The Pickup Fell into the Body of the Guitar
If the pickup in your electric guitar falls into the body, don’t worry this is a pretty common thing and isn’t a big deal to fix. The easiest way to stop this from happening is to keep a close eye on pickup height. Ideally you’ll also be noticing the pickups get farther from their correct position because they’ll be getting considerably quieter or louder depending on the type of mounting system your guitar uses.
For all guitars, you’ll first have to either loosen all the strings or remove them. For guitars with humbuckers mounted in pickup rings, you can easily work on the pickups without removing the strings. For a guitar, like a Strat, where the pickups are mounted to the pickguard, this whole thing needs to be removed which makes it quite a bit harder (not impossible!) to do with the strings on.
Thankfully, springs and screws are attracted to magnets so most likely the hardware hasn’t gone anywhere. Also good to note if you pull the pickup out and can’t for the life of you figure out where that dang spring went. Take a good look at the body of the pickup, it’s probably clinging to life there.
Adjusting Active Electric Guitar Pickups
Adjusting active pickups works in the same way as passive pickups, however because the output is dependent on the height and the voltage of your battery, make absolutely sure before you start adjusting pickup height that you’re running a fresh battery in your guitar.
Pull the battery out, stick a multimeter on it and test your DC voltage. It should be reading 9.x volts. Anything lower than x volts should be replaced with a fresh battery before making any adjustments.

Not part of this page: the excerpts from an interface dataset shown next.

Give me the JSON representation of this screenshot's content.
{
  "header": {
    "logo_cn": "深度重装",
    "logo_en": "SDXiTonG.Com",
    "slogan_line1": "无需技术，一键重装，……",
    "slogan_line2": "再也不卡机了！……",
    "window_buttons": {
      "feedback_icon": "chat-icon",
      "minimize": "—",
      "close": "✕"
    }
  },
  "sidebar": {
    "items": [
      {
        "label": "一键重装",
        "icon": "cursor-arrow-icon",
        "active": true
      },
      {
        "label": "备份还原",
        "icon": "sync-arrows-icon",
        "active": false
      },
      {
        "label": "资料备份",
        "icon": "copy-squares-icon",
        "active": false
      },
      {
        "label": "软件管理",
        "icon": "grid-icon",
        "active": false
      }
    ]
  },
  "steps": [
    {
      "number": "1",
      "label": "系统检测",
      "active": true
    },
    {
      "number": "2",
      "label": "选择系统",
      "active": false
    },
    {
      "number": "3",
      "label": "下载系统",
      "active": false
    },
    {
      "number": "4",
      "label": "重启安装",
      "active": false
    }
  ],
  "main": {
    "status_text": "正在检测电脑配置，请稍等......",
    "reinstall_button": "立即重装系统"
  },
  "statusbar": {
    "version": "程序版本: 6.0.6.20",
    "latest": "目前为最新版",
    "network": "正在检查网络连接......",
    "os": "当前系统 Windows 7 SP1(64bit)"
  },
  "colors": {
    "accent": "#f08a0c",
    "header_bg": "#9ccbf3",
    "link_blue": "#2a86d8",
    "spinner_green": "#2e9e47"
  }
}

Dealing with Non-Standard Pickup Mounting
Most guitar pickups are quite easy to adjust, but not all are meant to be moved up and down so easily. Typically, manufacturers will have defined limits for pickup output and quality control will catch anything coming off the production line that doesn’t fit those criteria. That’s to say, if you’re working on a relatively new guitar first ask yourself if there may be some other reason the pickups are sounding off before making adjustments.
There are some guitars that mount pickups in ways that make adjusting the height very difficult if not impossible. Therefore, exhaust all other options before making changes to the height of the pickups.
Example: the Epiphone Emperor
The Emperor is a line of full hollow body guitars that Epiphone has been building since the 1930s. These guitars come in a variety of pickup configurations, but one of the more interesting ones is found on the Regent model.
This model showcases a floating pickup that is mounted to the pickguard and the side of the fretboard. Adjustments to pickups like this must be made through the mounting brackets, and may require making some slight bends to the metal.
If you’re working on a vintage guitar, never bend these mounting brackets. Irreversible damage can often occur by bending old metal parts.
Example: Epiphone Casino
Another Epiphone guitar, the classic Casino uses a P-90 pickup that is mounted to the top of the guitar without pickup rings for adjustment. That means that very little can be done to change the pickup height once they’re on the guitar. Pickups can be shimmed to bring them closer to the strings, but typically there isn’t a ton of room to play with on these guitars and it’s better to let the character of the aging pickups and guitar come through.
Setting pickup height is one of the many necessary skills you need to know for a correctly setup guitar that sounds and plays its best. Thankfully, this process isn’t very difficult or high consequence. Just make sure to take reference measurements and some photos before you start so you can always go back and press reset on your work.
While there is a recommended configuration, pickup height is based on personal preference for the type of sound you like and the type of music you’re playing. Don’t let others tell you how to setup your guitar. Get to tinkering and find your unique sound.